===== Record set =====

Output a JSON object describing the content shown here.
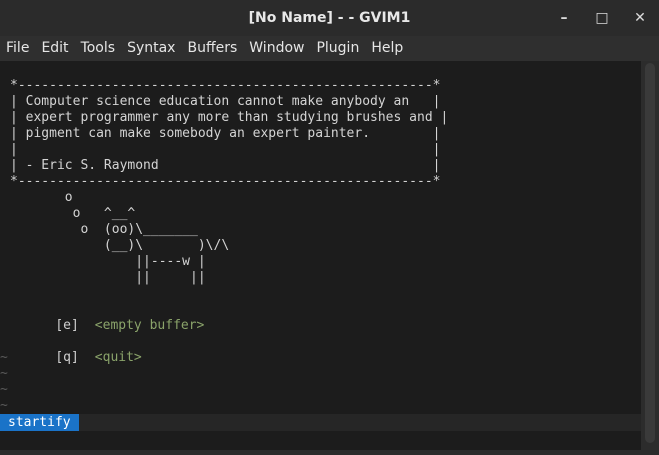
{
  "window": {
    "title": "[No Name] - - GVIM1",
    "minimize_glyph": "–",
    "maximize_glyph": "□",
    "close_glyph": "✕"
  },
  "menubar": {
    "items": [
      "File",
      "Edit",
      "Tools",
      "Syntax",
      "Buffers",
      "Window",
      "Plugin",
      "Help"
    ]
  },
  "editor": {
    "banner": "*-----------------------------------------------------*\n| Computer science education cannot make anybody an   |\n| expert programmer any more than studying brushes and |\n| pigment can make somebody an expert painter.        |\n|                                                     |\n| - Eric S. Raymond                                   |\n*-----------------------------------------------------*\n       o\n        o   ^__^\n         o  (oo)\\_______\n            (__)\\       )\\/\\\n                ||----w |\n                ||     ||",
    "menu": [
      {
        "key": "[e]",
        "label": "<empty buffer>"
      },
      {
        "key": "[q]",
        "label": "<quit>"
      }
    ],
    "tilde": "~"
  },
  "statusline": {
    "mode": "startify"
  },
  "colors": {
    "background": "#1c1c1c",
    "text": "#d4d4d4",
    "menu_label": "#8aa36a",
    "tilde": "#5a5a5a",
    "status_accent": "#1a73c8"
  }
}
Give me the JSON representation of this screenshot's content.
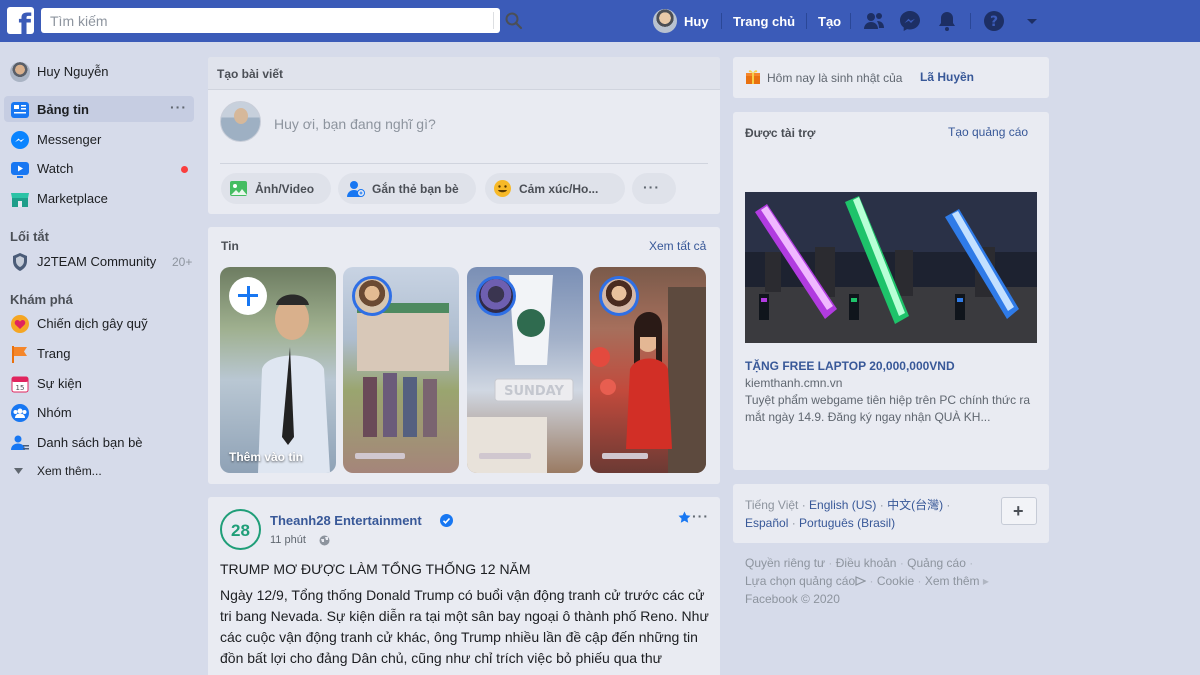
{
  "topbar": {
    "search_placeholder": "Tìm kiếm",
    "profile_name": "Huy",
    "home_label": "Trang chủ",
    "create_label": "Tạo"
  },
  "sidebar": {
    "user_name": "Huy Nguyễn",
    "main_items": [
      {
        "label": "Bảng tin"
      },
      {
        "label": "Messenger"
      },
      {
        "label": "Watch"
      },
      {
        "label": "Marketplace"
      }
    ],
    "shortcuts_heading": "Lối tắt",
    "shortcuts": [
      {
        "label": "J2TEAM Community",
        "count": "20+"
      }
    ],
    "explore_heading": "Khám phá",
    "explore_items": [
      {
        "label": "Chiến dịch gây quỹ"
      },
      {
        "label": "Trang"
      },
      {
        "label": "Sự kiện"
      },
      {
        "label": "Nhóm"
      },
      {
        "label": "Danh sách bạn bè"
      }
    ],
    "see_more": "Xem thêm..."
  },
  "composer": {
    "title": "Tạo bài viết",
    "placeholder": "Huy ơi, bạn đang nghĩ gì?",
    "actions": [
      {
        "label": "Ảnh/Video"
      },
      {
        "label": "Gắn thẻ bạn bè"
      },
      {
        "label": "Cảm xúc/Ho..."
      }
    ]
  },
  "stories": {
    "title": "Tin",
    "see_all": "Xem tất cả",
    "add_label": "Thêm vào tin"
  },
  "post": {
    "page_name": "Theanh28 Entertainment",
    "logo_text": "28",
    "time": "11 phút",
    "headline": "TRUMP MƠ ĐƯỢC LÀM TỔNG THỐNG 12 NĂM",
    "body": "Ngày 12/9, Tổng thống Donald Trump có buổi vận động tranh cử trước các cử tri bang Nevada. Sự kiện diễn ra tại một sân bay ngoại ô thành phố Reno. Như các cuộc vận động tranh cử khác, ông Trump nhiều lần đề cập đến những tin đồn bất lợi cho đảng Dân chủ, cũng như chỉ trích việc bỏ phiếu qua thư"
  },
  "birthday": {
    "prefix": "Hôm nay là sinh nhật của",
    "name": "Lã Huyền"
  },
  "sponsored": {
    "title": "Được tài trợ",
    "create_ad": "Tạo quảng cáo",
    "ad_headline": "TẶNG FREE LAPTOP 20,000,000VND",
    "ad_domain": "kiemthanh.cmn.vn",
    "ad_text": "Tuyệt phẩm webgame tiên hiệp trên PC chính thức ra mắt ngày 14.9. Đăng ký ngay nhận QUÀ KH..."
  },
  "languages": {
    "items": [
      "Tiếng Việt",
      "English (US)",
      "中文(台灣)",
      "Español",
      "Português (Brasil)"
    ]
  },
  "footer": {
    "links": [
      "Quyền riêng tư",
      "Điều khoản",
      "Quảng cáo",
      "Lựa chọn quảng cáo",
      "Cookie",
      "Xem thêm"
    ],
    "copyright": "Facebook © 2020"
  },
  "colors": {
    "topbar": "#3b5bb8",
    "link": "#385898",
    "notification_dot": "#fa3e3e",
    "page_logo": "#1f9e78"
  }
}
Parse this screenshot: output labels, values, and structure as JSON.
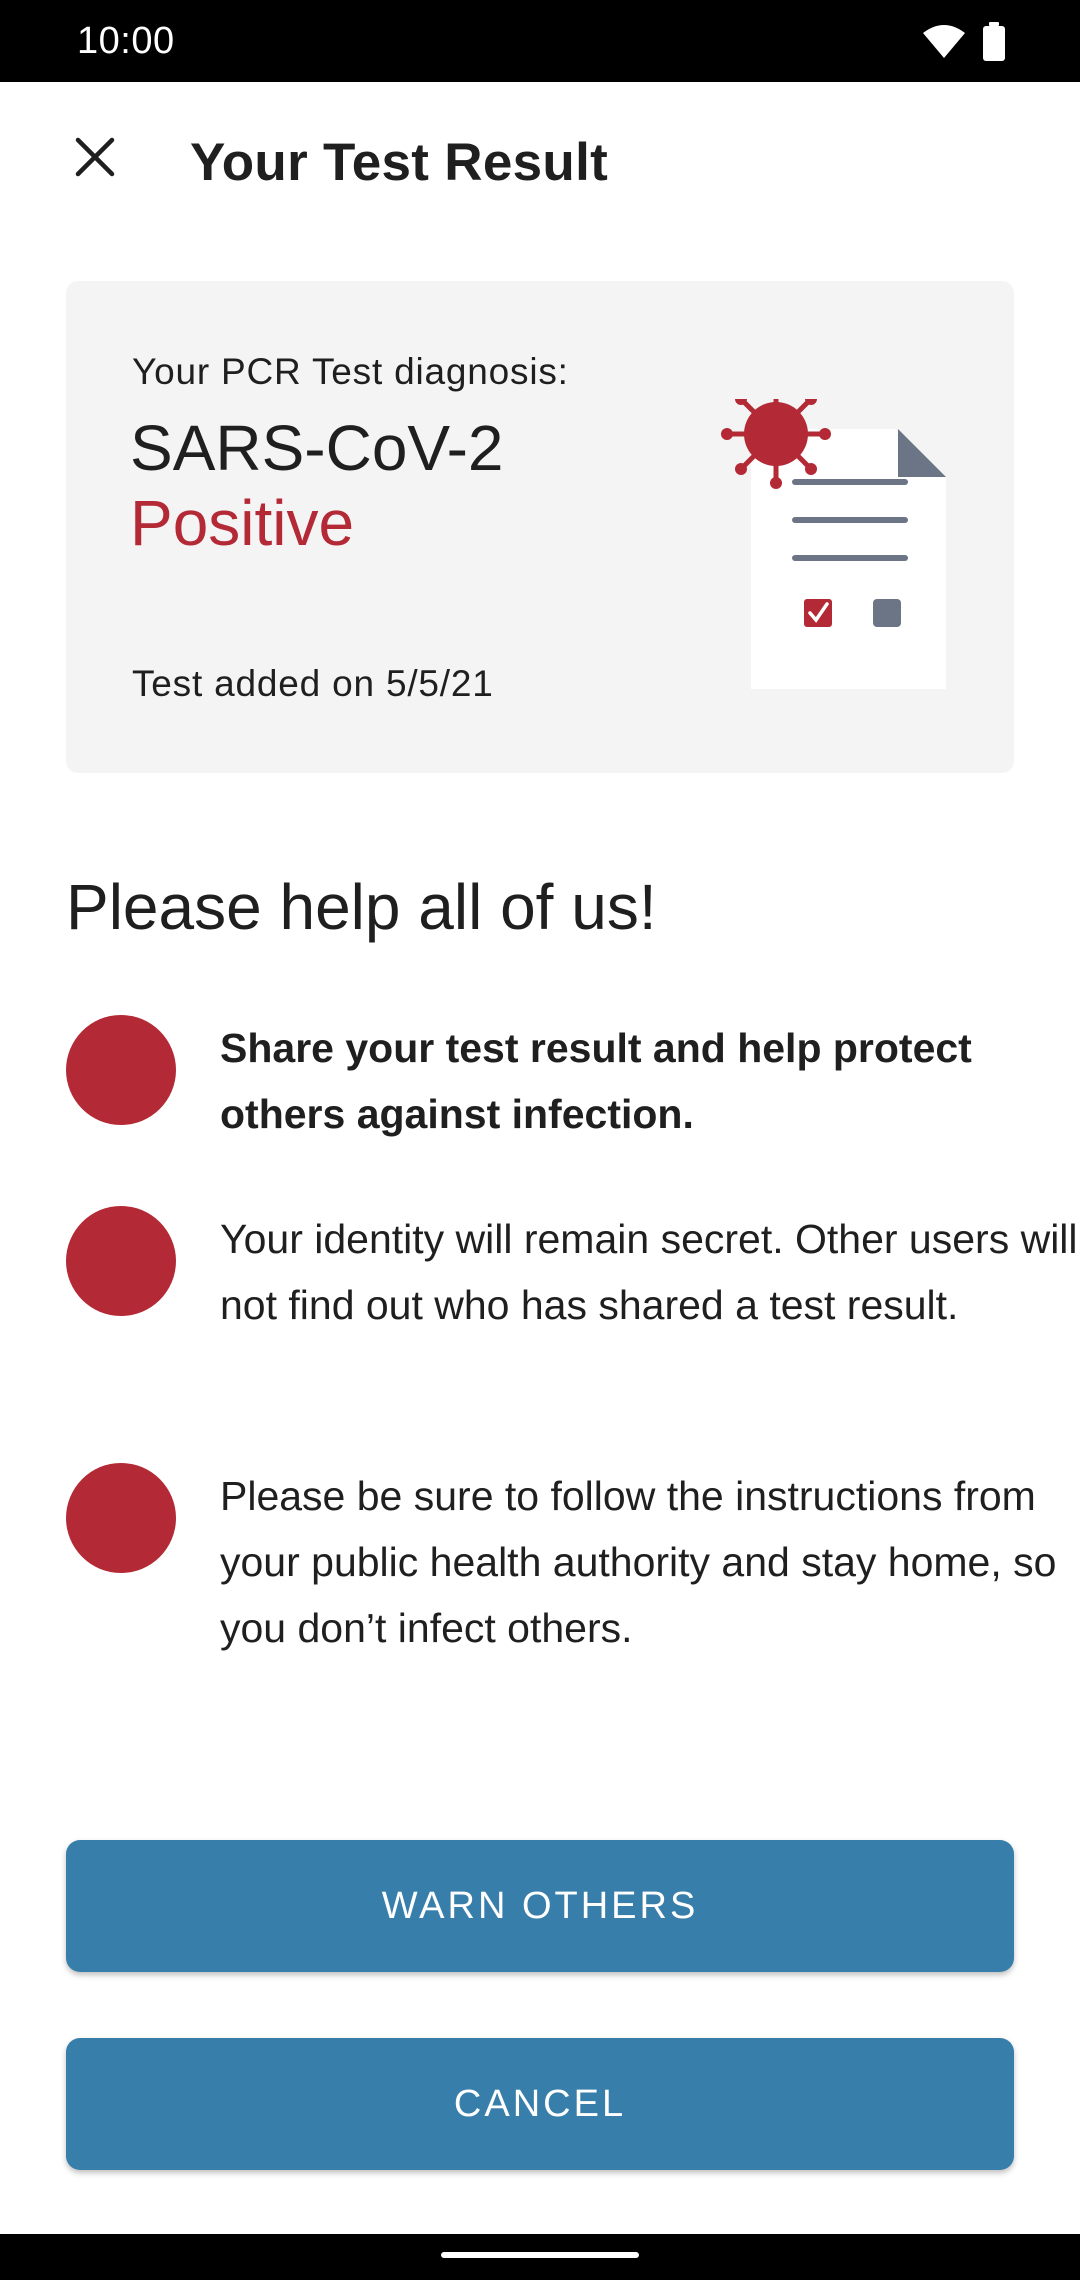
{
  "status_bar": {
    "time": "10:00"
  },
  "app_bar": {
    "title": "Your Test Result"
  },
  "result_card": {
    "caption": "Your PCR Test diagnosis:",
    "virus_name": "SARS-CoV-2",
    "result": "Positive",
    "date_text": "Test added on 5/5/21"
  },
  "help_section": {
    "title": "Please help all of us!",
    "items": [
      {
        "text": "Share your test result and help protect others against infection."
      },
      {
        "text": "Your identity will remain secret. Other users will not find out who has shared a test result."
      },
      {
        "text": "Please be sure to follow the instructions from your public health authority and stay home, so you don’t infect others."
      }
    ]
  },
  "buttons": {
    "warn_label": "WARN OTHERS",
    "cancel_label": "CANCEL"
  },
  "colors": {
    "accent_red": "#b32a36",
    "button_blue": "#387eab",
    "card_background": "#f4f4f4"
  }
}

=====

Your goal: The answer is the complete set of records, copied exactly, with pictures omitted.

Exercise response:
Output a JSON object describing the content shown here.
{
  "window": {
    "title": "[No Name] - - GVIM1",
    "minimize_glyph": "–",
    "maximize_glyph": "□",
    "close_glyph": "✕"
  },
  "menubar": {
    "items": [
      "File",
      "Edit",
      "Tools",
      "Syntax",
      "Buffers",
      "Window",
      "Plugin",
      "Help"
    ]
  },
  "editor": {
    "banner": "*-----------------------------------------------------*\n| Computer science education cannot make anybody an   |\n| expert programmer any more than studying brushes and |\n| pigment can make somebody an expert painter.        |\n|                                                     |\n| - Eric S. Raymond                                   |\n*-----------------------------------------------------*\n       o\n        o   ^__^\n         o  (oo)\\_______\n            (__)\\       )\\/\\\n                ||----w |\n                ||     ||",
    "menu": [
      {
        "key": "[e]",
        "label": "<empty buffer>"
      },
      {
        "key": "[q]",
        "label": "<quit>"
      }
    ],
    "tilde": "~"
  },
  "statusline": {
    "mode": "startify"
  },
  "colors": {
    "background": "#1c1c1c",
    "text": "#d4d4d4",
    "menu_label": "#8aa36a",
    "tilde": "#5a5a5a",
    "status_accent": "#1a73c8"
  }
}
Give me the JSON representation of this screenshot's content.
{
  "topbar": {
    "search_placeholder": "Tìm kiếm",
    "profile_name": "Huy",
    "home_label": "Trang chủ",
    "create_label": "Tạo"
  },
  "sidebar": {
    "user_name": "Huy Nguyễn",
    "main_items": [
      {
        "label": "Bảng tin"
      },
      {
        "label": "Messenger"
      },
      {
        "label": "Watch"
      },
      {
        "label": "Marketplace"
      }
    ],
    "shortcuts_heading": "Lối tắt",
    "shortcuts": [
      {
        "label": "J2TEAM Community",
        "count": "20+"
      }
    ],
    "explore_heading": "Khám phá",
    "explore_items": [
      {
        "label": "Chiến dịch gây quỹ"
      },
      {
        "label": "Trang"
      },
      {
        "label": "Sự kiện"
      },
      {
        "label": "Nhóm"
      },
      {
        "label": "Danh sách bạn bè"
      }
    ],
    "see_more": "Xem thêm..."
  },
  "composer": {
    "title": "Tạo bài viết",
    "placeholder": "Huy ơi, bạn đang nghĩ gì?",
    "actions": [
      {
        "label": "Ảnh/Video"
      },
      {
        "label": "Gắn thẻ bạn bè"
      },
      {
        "label": "Cảm xúc/Ho..."
      }
    ]
  },
  "stories": {
    "title": "Tin",
    "see_all": "Xem tất cả",
    "add_label": "Thêm vào tin"
  },
  "post": {
    "page_name": "Theanh28 Entertainment",
    "logo_text": "28",
    "time": "11 phút",
    "headline": "TRUMP MƠ ĐƯỢC LÀM TỔNG THỐNG 12 NĂM",
    "body": "Ngày 12/9, Tổng thống Donald Trump có buổi vận động tranh cử trước các cử tri bang Nevada. Sự kiện diễn ra tại một sân bay ngoại ô thành phố Reno. Như các cuộc vận động tranh cử khác, ông Trump nhiều lần đề cập đến những tin đồn bất lợi cho đảng Dân chủ, cũng như chỉ trích việc bỏ phiếu qua thư"
  },
  "birthday": {
    "prefix": "Hôm nay là sinh nhật của",
    "name": "Lã Huyền"
  },
  "sponsored": {
    "title": "Được tài trợ",
    "create_ad": "Tạo quảng cáo",
    "ad_headline": "TẶNG FREE LAPTOP 20,000,000VND",
    "ad_domain": "kiemthanh.cmn.vn",
    "ad_text": "Tuyệt phẩm webgame tiên hiệp trên PC chính thức ra mắt ngày 14.9. Đăng ký ngay nhận QUÀ KH..."
  },
  "languages": {
    "items": [
      "Tiếng Việt",
      "English (US)",
      "中文(台灣)",
      "Español",
      "Português (Brasil)"
    ]
  },
  "footer": {
    "links": [
      "Quyền riêng tư",
      "Điều khoản",
      "Quảng cáo",
      "Lựa chọn quảng cáo",
      "Cookie",
      "Xem thêm"
    ],
    "copyright": "Facebook © 2020"
  },
  "colors": {
    "topbar": "#3b5bb8",
    "link": "#385898",
    "notification_dot": "#fa3e3e",
    "page_logo": "#1f9e78"
  }
}
Parse this screenshot: output labels, values, and structure as JSON.
{
  "status_bar": {
    "time": "10:00"
  },
  "app_bar": {
    "title": "Your Test Result"
  },
  "result_card": {
    "caption": "Your PCR Test diagnosis:",
    "virus_name": "SARS-CoV-2",
    "result": "Positive",
    "date_text": "Test added on 5/5/21"
  },
  "help_section": {
    "title": "Please help all of us!",
    "items": [
      {
        "text": "Share your test result and help protect others against infection."
      },
      {
        "text": "Your identity will remain secret. Other users will not find out who has shared a test result."
      },
      {
        "text": "Please be sure to follow the instructions from your public health authority and stay home, so you don’t infect others."
      }
    ]
  },
  "buttons": {
    "warn_label": "WARN OTHERS",
    "cancel_label": "CANCEL"
  },
  "colors": {
    "accent_red": "#b32a36",
    "button_blue": "#387eab",
    "card_background": "#f4f4f4"
  }
}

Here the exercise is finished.